  • Entanglement – Overhead cables may tangle around the bucket, and should be kept clear of, or moved where possible.
  • Contact with other objects – lighting poles, signs, and the sides of buildings can be bumped into and cause equipment damage or a fall. Circuit boxes and exposed cabling at ground level also introduces an electrocution hazard, and the AWP base should keep clear of such obstacles.

Schedule OSHA Fall Protection Training

AWP training

AWP Safety Tips

To enhance AWP safety and better align with OSHA’s AWP regulations, here are a few tips of what to do and avoid.


Inspect the aerial work platform before use Exceed the lift’s load capacity
Look out for overhead cables Begin operation before an inspection has been carried out by competent personnel
Keep track of distances between the bucket and obstructions such as the ceiling or poles Move the base while the bucket is raised
Be aware of people or objects entering/leaving the work area Load objects bigger than the bucket/platform
Ensure outriggers are placed on flat, stable surfaces Exceed vertical or horizontal extension limits
Look out for holes, loose gravel and dirt, and ice in the operation area Operate the aerial work platform in severe weather conditions
Equip workers with full body harnesses and necessary protective equipment Set up the lift in a zone with potential of falling objects
Ensure workers have received AWP training Allow lift operation by uncertified personnel
Maintain safe distances between the aerial work platform base and obstacles on the ground.

10 Safety Tips for Aerial Work Platforms

  1. Read and understand safety rules and work regulations as defined by any managing bodies; from the employer to state or government.
  2. Carry out AWP equipment inspection before use.
  3. Operate the lift according to guidelines given by the manufacturer
  4. Maintain a 3-meter minimal distance between the AWP and any overhead cables, always assuming they are live.
  5. Always ensure all workers are properly dressed in protective gear
  6. Maintain a firm footing when on the bucket/platform, using safety harnesses whenever possible.
  7. Keep the platform floor clear of tripping or sliding hazards like water or loose stones
  8. Ensure all AWP operators are properly trained.
  9. Have a qualified signal person or spotter to identify blind spots and advise on maneuvers
  10. Keep the entry gate to the platform closed during operation.

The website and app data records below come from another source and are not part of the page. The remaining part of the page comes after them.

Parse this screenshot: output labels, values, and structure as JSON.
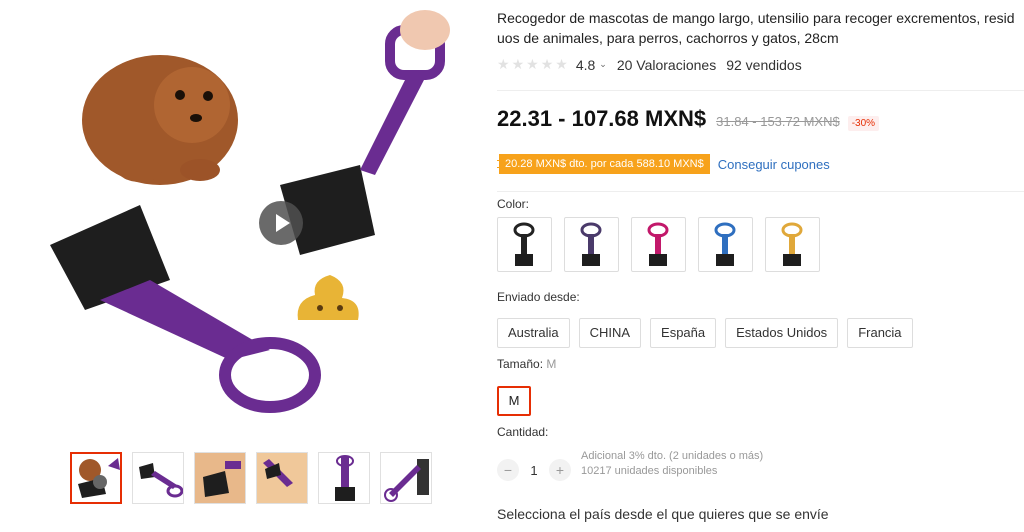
{
  "gallery": {
    "play_icon": "play-icon",
    "thumbnail_count": 6
  },
  "product": {
    "title": "Recogedor de mascotas de mango largo, utensilio para recoger excrementos, residuos de animales, para perros, cachorros y gatos, 28cm",
    "rating": "4.8",
    "reviews": "20 Valoraciones",
    "sold": "92 vendidos",
    "price": "22.31 - 107.68 MXN$",
    "old_price": "31.84 - 153.72 MXN$",
    "discount": "-30%",
    "coupon": "20.28 MXN$ dto. por cada 588.10 MXN$",
    "coupon_link": "Conseguir cupones"
  },
  "color": {
    "label": "Color:",
    "options": [
      "#222222",
      "#4a3a6a",
      "#c2186a",
      "#2f6fbf",
      "#e0a83a"
    ]
  },
  "ship_from": {
    "label": "Enviado desde:",
    "options": [
      "Australia",
      "CHINA",
      "España",
      "Estados Unidos",
      "Francia"
    ]
  },
  "size": {
    "label": "Tamaño:",
    "selected": "M",
    "option": "M"
  },
  "quantity": {
    "label": "Cantidad:",
    "value": "1",
    "minus": "−",
    "plus": "+",
    "discount_note": "Adicional 3% dto. (2 unidades o más)",
    "stock": "10217 unidades disponibles"
  },
  "ship_note": "Selecciona el país desde el que quieres que se envíe",
  "colors": {
    "accent": "#e62e04",
    "purple": "#6a2c91",
    "coupon": "#f7a21b",
    "link": "#2e6fbf"
  }
}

Take our FREE Aerial Work Platform operator test to practice before becoming an AWP operator.

Onsite Aerial Work Platform (Awp) Operator Training

Equip yourself and/or your team with on the job AWP training and gain the skills to maintain safety at the workplace by working with Total Equipment Training.

TET is a nationally recognized, OSHA-compliant organization with a highly skilled staff with years of experience in the construction and heavy equipment industries. Contact us to review your site specific needs to ensure your aerial work platform operators are compliant with OSHA’s safety standards.

(610) 321-2679

Barb Fullman- CEO of Total Equipment Training
About the Author

As the owner of Total Equipment Training, Barb Fullman has been an active contributor to the heavy equipment training industry for over 23 years. Barb, a Penn State University graduate, is recognized as the highest ranking women-owned heavy equipment training business in the US. As a leading authority and provider of heavy equipment training, training manuals and tests based on OSHA Standards and Regulations, Total Equipment Trainings’ client list is composed of most of the Fortune 1000 companies focusing on energy, construction, heavy highway, and manufacturing.

Barb’s motto is “Stay safe, stay up to date”. She is committed to up-to-date & technically correct training, whether it is via in-person or through our library of online heavy equipment resources. With over 50 OSHA qualifying training topics to choose from with TET, the most popular heavy equipment training subjects are mobile cranes, NCCCO, all “dirt equipment”, rigging, crane inspections, and train-the-trainer.